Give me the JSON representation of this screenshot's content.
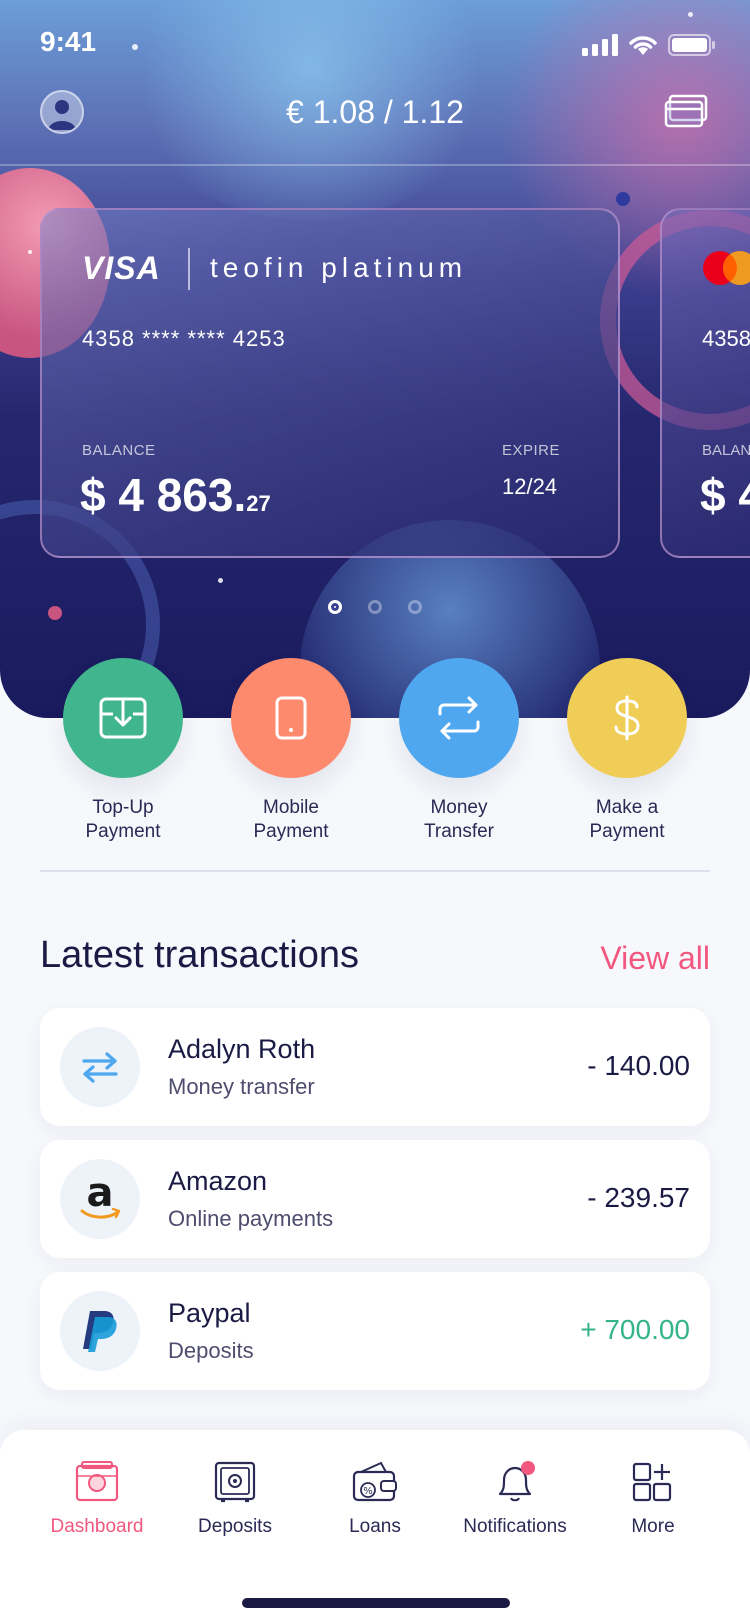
{
  "status_bar": {
    "time": "9:41"
  },
  "header": {
    "rate": "€ 1.08 / 1.12"
  },
  "cards": [
    {
      "brand": "VISA",
      "name": "teofin platinum",
      "number": "4358 **** **** 4253",
      "balance_label": "BALANCE",
      "balance_main": "$ 4 863.",
      "balance_cents": "27",
      "expire_label": "EXPIRE",
      "expire_value": "12/24"
    },
    {
      "brand": "mastercard",
      "number": "4358",
      "balance_label": "BALAN",
      "balance_main": "$ 4"
    }
  ],
  "pager": {
    "count": 3,
    "active": 0
  },
  "actions": [
    {
      "label_line1": "Top-Up",
      "label_line2": "Payment",
      "icon": "top-up-icon",
      "color": "#41B68E"
    },
    {
      "label_line1": "Mobile",
      "label_line2": "Payment",
      "icon": "mobile-icon",
      "color": "#FE8A6E"
    },
    {
      "label_line1": "Money",
      "label_line2": "Transfer",
      "icon": "transfer-icon",
      "color": "#4FA8EF"
    },
    {
      "label_line1": "Make a",
      "label_line2": "Payment",
      "icon": "dollar-icon",
      "color": "#F0CD56"
    }
  ],
  "transactions_section": {
    "title": "Latest transactions",
    "view_all": "View all"
  },
  "transactions": [
    {
      "name": "Adalyn Roth",
      "type": "Money transfer",
      "amount": "- 140.00",
      "icon": "transfer-icon"
    },
    {
      "name": "Amazon",
      "type": "Online payments",
      "amount": "- 239.57",
      "icon": "amazon-logo-icon"
    },
    {
      "name": "Paypal",
      "type": "Deposits",
      "amount": "+ 700.00",
      "icon": "paypal-logo-icon"
    }
  ],
  "tabbar": {
    "items": [
      {
        "label": "Dashboard",
        "icon": "dashboard-icon",
        "active": true
      },
      {
        "label": "Deposits",
        "icon": "safe-icon",
        "active": false
      },
      {
        "label": "Loans",
        "icon": "wallet-icon",
        "active": false
      },
      {
        "label": "Notifications",
        "icon": "bell-icon",
        "active": false,
        "badge": true
      },
      {
        "label": "More",
        "icon": "grid-plus-icon",
        "active": false
      }
    ]
  },
  "colors": {
    "accent": "#F2587F",
    "positive": "#34B48A",
    "text": "#1B1A45"
  }
}
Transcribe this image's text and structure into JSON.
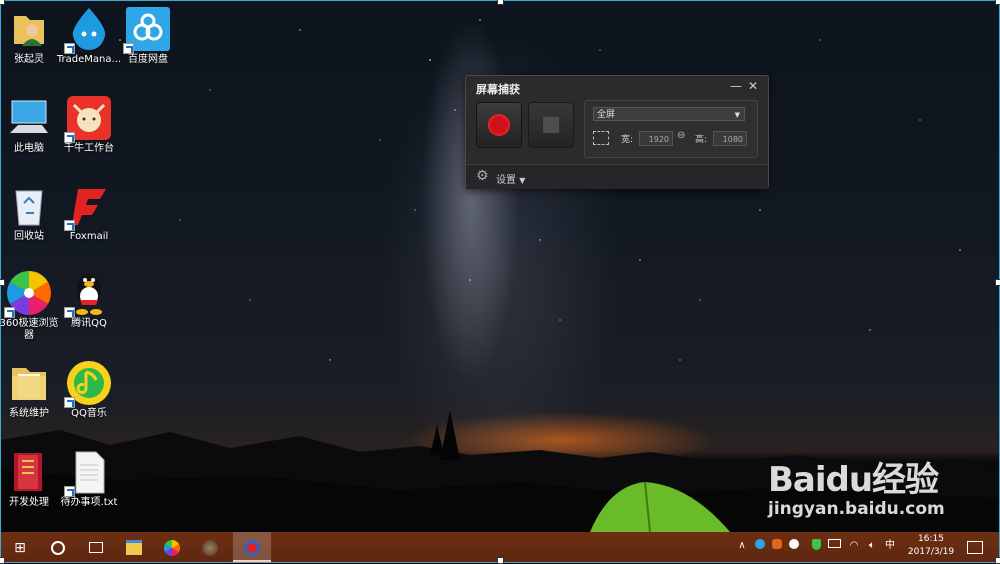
{
  "desktop_icons": [
    {
      "label": "张起灵",
      "icon": "user-folder-icon"
    },
    {
      "label": "TradeMana...",
      "icon": "trademanager-icon"
    },
    {
      "label": "百度网盘",
      "icon": "baidu-netdisk-icon"
    },
    {
      "label": "此电脑",
      "icon": "this-pc-icon"
    },
    {
      "label": "千牛工作台",
      "icon": "qianniu-icon"
    },
    {
      "label": "回收站",
      "icon": "recycle-bin-icon"
    },
    {
      "label": "Foxmail",
      "icon": "foxmail-icon"
    },
    {
      "label": "360极速浏览",
      "label2": "器",
      "icon": "360-browser-icon"
    },
    {
      "label": "腾讯QQ",
      "icon": "qq-icon"
    },
    {
      "label": "系统维护",
      "icon": "folder-icon"
    },
    {
      "label": "QQ音乐",
      "icon": "qq-music-icon"
    },
    {
      "label": "开发处理",
      "icon": "winrar-icon"
    },
    {
      "label": "待办事项.txt",
      "icon": "text-file-icon"
    }
  ],
  "capture_window": {
    "title": "屏幕捕获",
    "mode": "全屏",
    "width_label": "宽:",
    "width_value": "1920",
    "height_label": "高:",
    "height_value": "1080",
    "settings_label": "设置"
  },
  "taskbar": {
    "ime": "中",
    "time": "16:15",
    "date": "2017/3/19"
  },
  "watermark": {
    "brand": "Baidu经验",
    "url": "jingyan.baidu.com"
  },
  "colors": {
    "taskbar": "#6a2c10",
    "record": "#d0101a",
    "selection_border": "#3fa8d6"
  }
}
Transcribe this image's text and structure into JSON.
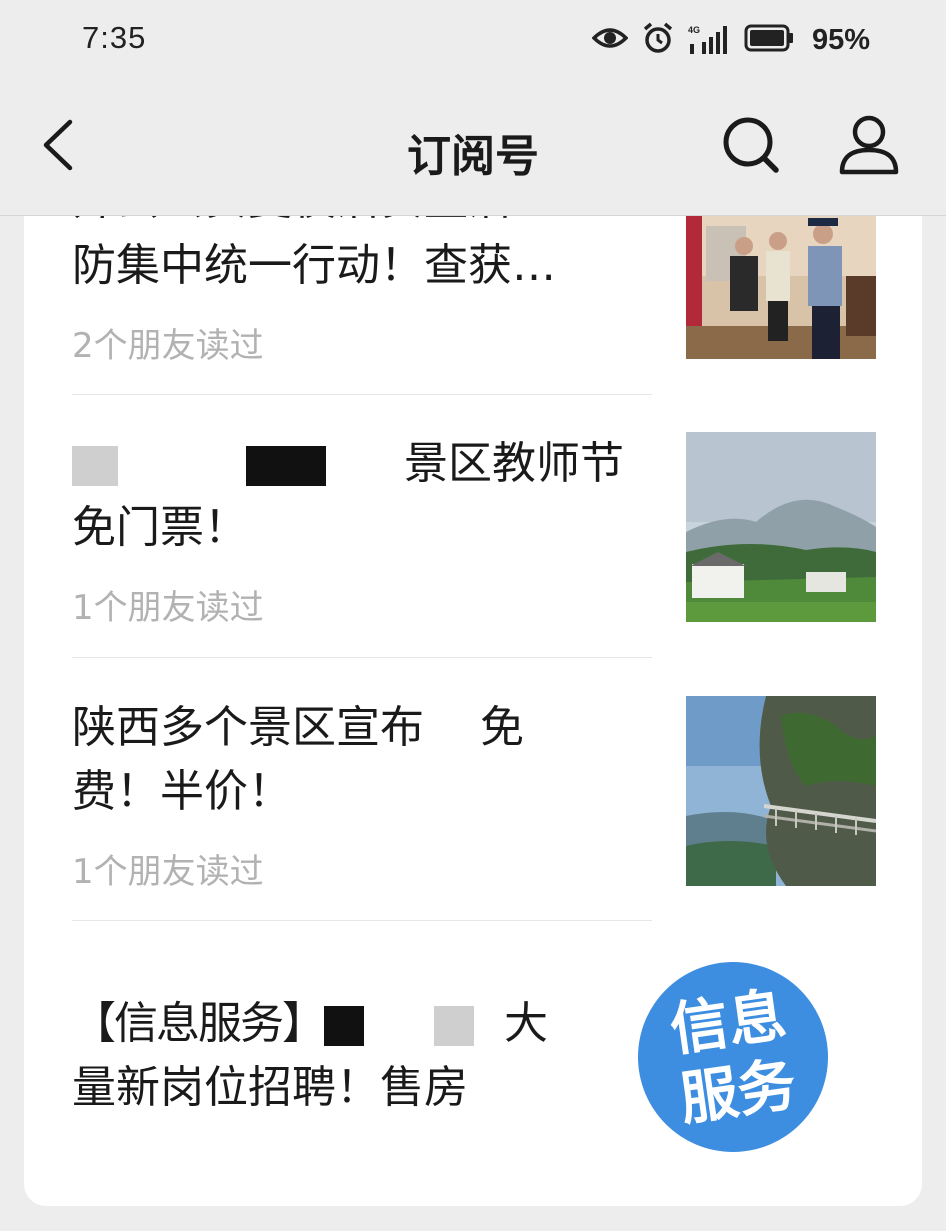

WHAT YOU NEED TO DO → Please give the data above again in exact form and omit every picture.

OUTPUT OF THE EXERCISE →
Give me the JSON representation of this screenshot's content.
{
  "status_bar": {
    "time": "9:41"
  },
  "header": {
    "rate": "€ 1.08 / 1.12"
  },
  "cards": [
    {
      "brand": "VISA",
      "name": "teofin platinum",
      "number": "4358 **** **** 4253",
      "balance_label": "BALANCE",
      "balance_main": "$ 4 863.",
      "balance_cents": "27",
      "expire_label": "EXPIRE",
      "expire_value": "12/24"
    },
    {
      "brand": "mastercard",
      "number": "4358",
      "balance_label": "BALAN",
      "balance_main": "$ 4"
    }
  ],
  "pager": {
    "count": 3,
    "active": 0
  },
  "actions": [
    {
      "label_line1": "Top-Up",
      "label_line2": "Payment",
      "icon": "top-up-icon",
      "color": "#41B68E"
    },
    {
      "label_line1": "Mobile",
      "label_line2": "Payment",
      "icon": "mobile-icon",
      "color": "#FE8A6E"
    },
    {
      "label_line1": "Money",
      "label_line2": "Transfer",
      "icon": "transfer-icon",
      "color": "#4FA8EF"
    },
    {
      "label_line1": "Make a",
      "label_line2": "Payment",
      "icon": "dollar-icon",
      "color": "#F0CD56"
    }
  ],
  "transactions_section": {
    "title": "Latest transactions",
    "view_all": "View all"
  },
  "transactions": [
    {
      "name": "Adalyn Roth",
      "type": "Money transfer",
      "amount": "- 140.00",
      "icon": "transfer-icon"
    },
    {
      "name": "Amazon",
      "type": "Online payments",
      "amount": "- 239.57",
      "icon": "amazon-logo-icon"
    },
    {
      "name": "Paypal",
      "type": "Deposits",
      "amount": "+ 700.00",
      "icon": "paypal-logo-icon"
    }
  ],
  "tabbar": {
    "items": [
      {
        "label": "Dashboard",
        "icon": "dashboard-icon",
        "active": true
      },
      {
        "label": "Deposits",
        "icon": "safe-icon",
        "active": false
      },
      {
        "label": "Loans",
        "icon": "wallet-icon",
        "active": false
      },
      {
        "label": "Notifications",
        "icon": "bell-icon",
        "active": false,
        "badge": true
      },
      {
        "label": "More",
        "icon": "grid-plus-icon",
        "active": false
      }
    ]
  },
  "colors": {
    "accent": "#F2587F",
    "positive": "#34B48A",
    "text": "#1B1A45"
  }
}
Transcribe this image's text and structure into JSON.
{
  "desktop_icons": [
    {
      "label": "张起灵",
      "icon": "user-folder-icon"
    },
    {
      "label": "TradeMana...",
      "icon": "trademanager-icon"
    },
    {
      "label": "百度网盘",
      "icon": "baidu-netdisk-icon"
    },
    {
      "label": "此电脑",
      "icon": "this-pc-icon"
    },
    {
      "label": "千牛工作台",
      "icon": "qianniu-icon"
    },
    {
      "label": "回收站",
      "icon": "recycle-bin-icon"
    },
    {
      "label": "Foxmail",
      "icon": "foxmail-icon"
    },
    {
      "label": "360极速浏览",
      "label2": "器",
      "icon": "360-browser-icon"
    },
    {
      "label": "腾讯QQ",
      "icon": "qq-icon"
    },
    {
      "label": "系统维护",
      "icon": "folder-icon"
    },
    {
      "label": "QQ音乐",
      "icon": "qq-music-icon"
    },
    {
      "label": "开发处理",
      "icon": "winrar-icon"
    },
    {
      "label": "待办事项.txt",
      "icon": "text-file-icon"
    }
  ],
  "capture_window": {
    "title": "屏幕捕获",
    "mode": "全屏",
    "width_label": "宽:",
    "width_value": "1920",
    "height_label": "高:",
    "height_value": "1080",
    "settings_label": "设置"
  },
  "taskbar": {
    "ime": "中",
    "time": "16:15",
    "date": "2017/3/19"
  },
  "watermark": {
    "brand": "Baidu经验",
    "url": "jingyan.baidu.com"
  },
  "colors": {
    "taskbar": "#6a2c10",
    "record": "#d0101a",
    "selection_border": "#3fa8d6"
  }
}
Transcribe this image's text and structure into JSON.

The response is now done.